Perhaps Patti Smith’s presence as musical guest had something to do with the fuck-off tone encountered here and there.

Let’s face it:  SNL (though still called merely Saturday Night) had become such a force that the White House was forced to respond.

And their course of action?

If we can’t be ’em, join ’em.  It’s the old Bugs Bunny phrase I heard a million times as a kid growing up.

What’s not good about this episode?  Billy Crystal (still Bill Crystal at the time).

It’s almost good.  It’s almost great (Crystal’s routine).  But ultimately, it sucks.

Contrast this with the performance of The Patti Smith Group.

“Gloria” is powerful, but it’s a strange rip-off cover.  It’s a rewrite.  Almost a détournement worthy of Guy Debord and the Situationists.

“Gloria” works.  The guitars are blaring loud.  Patti Smith is a true persona here.  Magical.  Visceral.  Pissed-off.

But “My Generation” works less well.  And while it is juvenile and lazy, it still has the genuine energy which would inspire groups like Sonic Youth.

The Patti Smith Group is exciting on both tunes because it feels like they could fail at any moment.  “Excursion on a Wobbly Rail” as Cecil Taylor put it.

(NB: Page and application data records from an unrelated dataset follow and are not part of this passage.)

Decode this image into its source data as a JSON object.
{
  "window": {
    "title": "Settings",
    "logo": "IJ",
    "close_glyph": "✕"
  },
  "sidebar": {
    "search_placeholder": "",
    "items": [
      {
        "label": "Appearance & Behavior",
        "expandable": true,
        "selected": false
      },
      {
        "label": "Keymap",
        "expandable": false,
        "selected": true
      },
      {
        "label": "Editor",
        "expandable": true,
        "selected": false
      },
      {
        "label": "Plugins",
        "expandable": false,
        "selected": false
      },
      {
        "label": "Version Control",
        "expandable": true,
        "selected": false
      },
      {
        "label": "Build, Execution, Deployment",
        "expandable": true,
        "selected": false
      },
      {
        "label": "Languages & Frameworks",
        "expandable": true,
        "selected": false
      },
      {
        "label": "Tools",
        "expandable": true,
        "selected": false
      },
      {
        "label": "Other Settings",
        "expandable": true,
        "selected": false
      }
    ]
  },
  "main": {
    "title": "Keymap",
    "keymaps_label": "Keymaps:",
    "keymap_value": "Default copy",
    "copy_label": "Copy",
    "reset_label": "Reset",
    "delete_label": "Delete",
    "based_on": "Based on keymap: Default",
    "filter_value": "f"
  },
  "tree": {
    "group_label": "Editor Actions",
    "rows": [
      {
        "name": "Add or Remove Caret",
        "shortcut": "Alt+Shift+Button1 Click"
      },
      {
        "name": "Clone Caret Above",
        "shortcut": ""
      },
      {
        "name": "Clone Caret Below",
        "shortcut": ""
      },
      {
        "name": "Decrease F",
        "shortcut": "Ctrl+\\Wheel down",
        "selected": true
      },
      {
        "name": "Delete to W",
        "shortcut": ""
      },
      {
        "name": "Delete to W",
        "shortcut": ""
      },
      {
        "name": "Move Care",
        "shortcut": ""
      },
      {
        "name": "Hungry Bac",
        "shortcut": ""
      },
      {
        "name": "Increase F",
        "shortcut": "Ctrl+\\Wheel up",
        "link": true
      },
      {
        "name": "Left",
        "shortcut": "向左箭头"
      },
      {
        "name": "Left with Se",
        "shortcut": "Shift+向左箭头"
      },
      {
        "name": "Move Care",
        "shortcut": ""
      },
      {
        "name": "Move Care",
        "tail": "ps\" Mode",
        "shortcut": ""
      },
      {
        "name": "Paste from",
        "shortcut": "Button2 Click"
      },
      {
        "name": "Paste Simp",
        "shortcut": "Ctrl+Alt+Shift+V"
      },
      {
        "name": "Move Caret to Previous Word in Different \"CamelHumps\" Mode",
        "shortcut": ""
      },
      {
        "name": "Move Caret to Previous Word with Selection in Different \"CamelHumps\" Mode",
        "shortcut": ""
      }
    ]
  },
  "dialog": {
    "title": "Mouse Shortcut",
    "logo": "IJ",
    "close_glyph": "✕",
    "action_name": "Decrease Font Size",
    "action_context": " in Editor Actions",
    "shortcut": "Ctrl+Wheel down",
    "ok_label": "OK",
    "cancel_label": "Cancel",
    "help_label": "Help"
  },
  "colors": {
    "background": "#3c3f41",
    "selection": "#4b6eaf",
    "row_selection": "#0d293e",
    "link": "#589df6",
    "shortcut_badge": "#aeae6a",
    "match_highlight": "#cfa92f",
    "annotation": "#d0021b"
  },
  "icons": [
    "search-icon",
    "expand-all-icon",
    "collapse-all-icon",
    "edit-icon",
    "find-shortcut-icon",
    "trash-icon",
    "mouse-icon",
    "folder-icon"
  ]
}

Yeah.  That was the name of Lou Reed’s radio show when Lou was a student at Syracuse.

No.  Bill Crystal was no Andy Kaufman.  Bill Crystal was just doing blackface here.  Is it Satchmo?  Miles?  An amalgamation named Pops?

Importantly, it is evident that Crystal has talent.  A lot of talent.  It’s just that he’s not channeling it very well here.  The blackface sans burnt cork doesn’t really become him.  It’s lazy.  Like Patti Smith Group’s “My Generation”.  Crystal isn’t risking much.

Today, Crystal’s routine would probably be called racist.  Yeah…  It’s a little odd.

But Patti Smith comes out on top.  “Jesus died for somebody’s sins/but not mine.”  Wow…

On national TV.  Long before Sinéad ripped up a picture of the Pope.

SNL was dangerous.

But it was also a gas.

Super Bass-o-Matic ’76.

Yeah, Dan Aykroyd took a step forward with this particular show.

Who even remembers Tom Snyder?

It’s of a different generation.  Not my generation.

We dig back in the past.

And this show (SNL) is not complete without the REAL commercials.

I wanna see the Marlboro Man, ads for Scotch, plugs for cars that Ralph Nader found out impaled people upon impact.  The good old days…

The FAKE commercials need the REAL commercials for the whole thing to work.

I’m thinking back to my youth.  When Crystal Pepsi was lampooned as Crystal Gravy.

And so it’s a shame that corporate America couldn’t get together and celebrate their grossly dated marketing of the 1970s by being a part of these reruns. Same criticism falls upon NBC.  Why don’t you give us a REAL glimpse of what watching this show in ’76 must have been like?

Some brands don’t even exist anymore.  Who holds the copyrights to commercials for defunct products?  That’s a lot of work just to give people a more realistic stroll down memory lane.

So it is instructive.

What you see on television today (the whole experience…especially the commercials) will be very quickly (QUICKLY) forgotten tomorrow.  The mundane pieces will fade first.  No one bothered to document them.  Too pervasive.

And then the few gems somehow get lost in the digital landfill.

Gary Weis was way ahead of me with his short film set in a dump.  Sanitation workers.  Garbage men.

Don’t mind me.  I’m just sifting through the detritus.

 

-PD